Legally-Blind Athletes Shoot Targets In Paralympic Biathlon In Sochi
A legally blind skier from Sun Valley, Idaho finished in 14th place in the opening biathlon competition at the Paralympic Winter Games over the weekend.
Rookie Paralympian Jake Adicoff missed multiple rifle targets to take himself out of contention in the 7.5 kilometer event held in Sochi, Russia. This combination of cross-country skiing and marksmanship unfolded on the same course used for the Winter Olympics last month.
Rifle shooting and the visually impaired doesn't sound like an obvious combination. The athletes use a special laser rifle that’s connected to headphones.
"I'm looking downrange with my ears, trying to find this very small target," said John Farra, the U.S. Paralympic Nordic team leader, as he demonstrated during a training camp near Ketchum, Idaho.
The tone changes as the rifle points closer to the target center. The higher the pitch, the better.
“It's so hard to find dead center," Farra said.
For the cross-country skiing portion of the biathlon, Sun Valley's Jake Adicoff skis behind a sighted guide. Adicoff says he was born with scarred retinas, the result of chicken pox during pregnancy. The 18-year-old is blind in his right eye, but has a little bit of vision in the left. He has four more cross-country races between now and the Paralympic Closing Ceremony next Sunday.
In other action at the Paralympic Games, alpine skier Mark Bathum of Mercer Island, Wash., won silver in the visually impaired class of the men’s super-G competition Sunday. By tradition, Bathum's guide, Cade Yamamoto from Quincy, Wash., also gets a silver medal.

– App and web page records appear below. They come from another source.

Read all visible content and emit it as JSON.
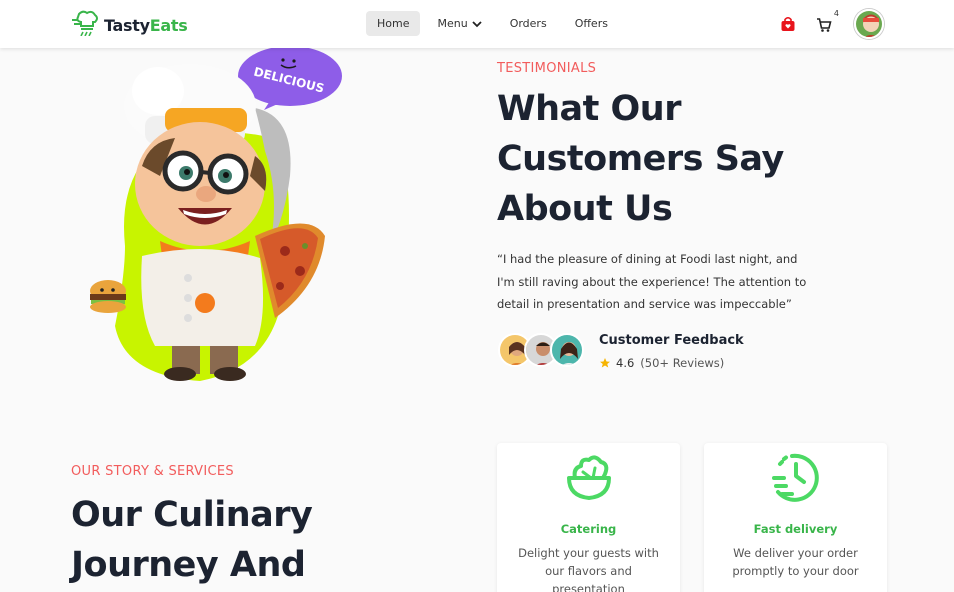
{
  "brand": {
    "name_part1": "Tasty",
    "name_part2": "Eats",
    "accent": "#39b54a"
  },
  "nav": {
    "items": [
      {
        "label": "Home",
        "active": true
      },
      {
        "label": "Menu",
        "has_dropdown": true
      },
      {
        "label": "Orders"
      },
      {
        "label": "Offers"
      }
    ],
    "cart_count": "4",
    "icons": [
      "shopping-bag-icon",
      "cart-icon",
      "user-avatar"
    ]
  },
  "hero": {
    "bubble_text": "DELICIOUS"
  },
  "testimonials": {
    "eyebrow": "TESTIMONIALS",
    "title": "What Our Customers Say About Us",
    "quote": "“I had the pleasure of dining at Foodi last night, and I'm still raving about the experience! The attention to detail in presentation and service was impeccable”",
    "feedback_title": "Customer Feedback",
    "rating": "4.6",
    "reviews": "(50+ Reviews)"
  },
  "story": {
    "eyebrow": "OUR STORY & SERVICES",
    "title": "Our Culinary Journey And"
  },
  "services": [
    {
      "title": "Catering",
      "description": "Delight your guests with our flavors and presentation",
      "icon": "salad-bowl-icon"
    },
    {
      "title": "Fast delivery",
      "description": "We deliver your order promptly to your door",
      "icon": "clock-icon"
    }
  ],
  "colors": {
    "eyebrow": "#f25c5c",
    "heading": "#1c2331",
    "lime": "#c8f400",
    "bubble": "#8e5de8",
    "star": "#f6b400"
  }
}
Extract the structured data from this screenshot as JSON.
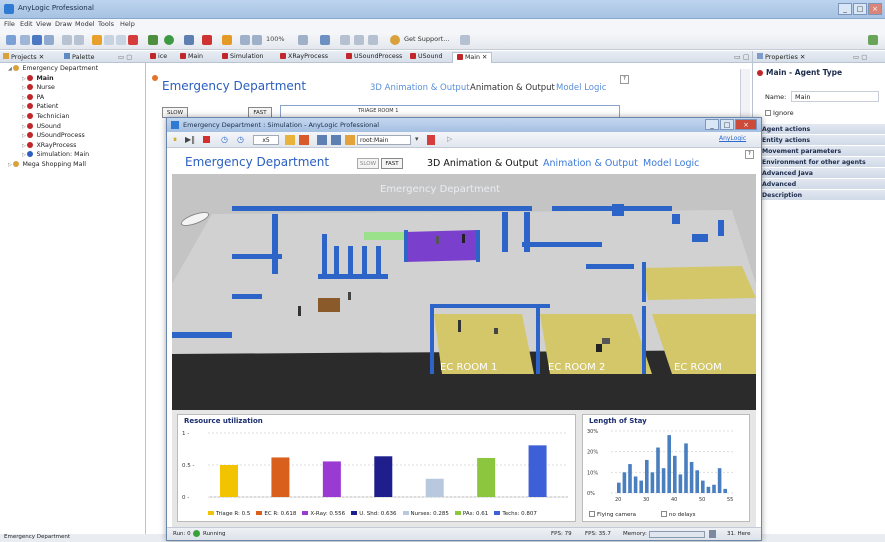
{
  "app": {
    "title": "AnyLogic Professional"
  },
  "menu": [
    "File",
    "Edit",
    "View",
    "Draw",
    "Model",
    "Tools",
    "Help"
  ],
  "toolbar": {
    "zoom": "100%",
    "get_support": "Get Support..."
  },
  "left_panel": {
    "tabs": [
      "Projects",
      "Palette"
    ],
    "tree": [
      {
        "label": "Emergency Department",
        "level": 0
      },
      {
        "label": "Main",
        "level": 1
      },
      {
        "label": "Nurse",
        "level": 1
      },
      {
        "label": "PA",
        "level": 1
      },
      {
        "label": "Patient",
        "level": 1
      },
      {
        "label": "Technician",
        "level": 1
      },
      {
        "label": "USound",
        "level": 1
      },
      {
        "label": "USoundProcess",
        "level": 1
      },
      {
        "label": "XRayProcess",
        "level": 1
      },
      {
        "label": "Simulation: Main",
        "level": 1
      },
      {
        "label": "Mega Shopping Mall",
        "level": 0
      }
    ]
  },
  "editor_tabs": [
    "ice",
    "Main",
    "Simulation",
    "XRayProcess",
    "USoundProcess",
    "USound",
    "Main"
  ],
  "canvas": {
    "title": "Emergency Department",
    "links": [
      "3D Animation & Output",
      "Animation & Output",
      "Model Logic"
    ],
    "slow": "SLOW",
    "fast": "FAST",
    "triage_label": "TRIAGE ROOM 1"
  },
  "properties": {
    "tab": "Properties",
    "header": "Main - Agent Type",
    "name_label": "Name:",
    "name_value": "Main",
    "ignore_label": "Ignore",
    "sections": [
      "Agent actions",
      "Entity actions",
      "Movement parameters",
      "Environment for other agents",
      "Advanced Java",
      "Advanced",
      "Description"
    ]
  },
  "status_bar": {
    "text": "Emergency Department"
  },
  "sim": {
    "title": "Emergency Department : Simulation - AnyLogic Professional",
    "speed": "x5",
    "agent": "root:Main",
    "nav": {
      "title": "Emergency Department",
      "slow": "SLOW",
      "fast": "FAST",
      "tab1": "3D Animation & Output",
      "tab2": "Animation & Output",
      "tab3": "Model Logic"
    },
    "scene_title": "Emergency Department",
    "room_labels": [
      "EC ROOM 1",
      "EC ROOM 2",
      "EC ROOM"
    ],
    "status": {
      "run": "Run: 0",
      "state": "Running",
      "fps1": "FPS: 79",
      "fps2": "FPS: 35.7",
      "memory": "Memory:",
      "tail": "31. Here"
    },
    "anylogic_label": "AnyLogic"
  },
  "colors": {
    "accent": "#2a5fc0",
    "wall": "#2d64c8",
    "floor": "#bcbcbc",
    "room": "#d3c76a",
    "triage": "#7a3fcc"
  },
  "chart_data": [
    {
      "type": "bar",
      "title": "Resource utilization",
      "ylim": [
        0,
        1
      ],
      "yticks": [
        "1 -",
        "0.5 -",
        "0 -"
      ],
      "categories": [
        "Triage R",
        "EC R",
        "X-Ray",
        "U. Shd",
        "Nurses",
        "PAs",
        "Techs"
      ],
      "values": [
        0.5,
        0.618,
        0.556,
        0.636,
        0.285,
        0.61,
        0.807
      ],
      "colors": [
        "#f2c400",
        "#d9601c",
        "#9a3ad2",
        "#1e1e8c",
        "#b8c8de",
        "#8cc63e",
        "#3d5fd8"
      ],
      "legend": [
        "Triage R: 0.5",
        "EC R: 0.618",
        "X-Ray: 0.556",
        "U. Shd: 0.636",
        "Nurses: 0.285",
        "PAs: 0.61",
        "Techs: 0.807"
      ]
    },
    {
      "type": "bar",
      "title": "Length of Stay",
      "yticks": [
        "30%",
        "20%",
        "10%",
        "0%"
      ],
      "xticks": [
        "20",
        "30",
        "40",
        "50",
        "55"
      ],
      "values": [
        0.05,
        0.1,
        0.14,
        0.08,
        0.06,
        0.16,
        0.1,
        0.22,
        0.12,
        0.28,
        0.18,
        0.09,
        0.24,
        0.15,
        0.11,
        0.06,
        0.03,
        0.04,
        0.12,
        0.02
      ],
      "checkboxes": [
        "Flying camera",
        "no delays"
      ]
    }
  ]
}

Bathum and Yamamoto managed to land on the podium after racing together for only the last two and a half months.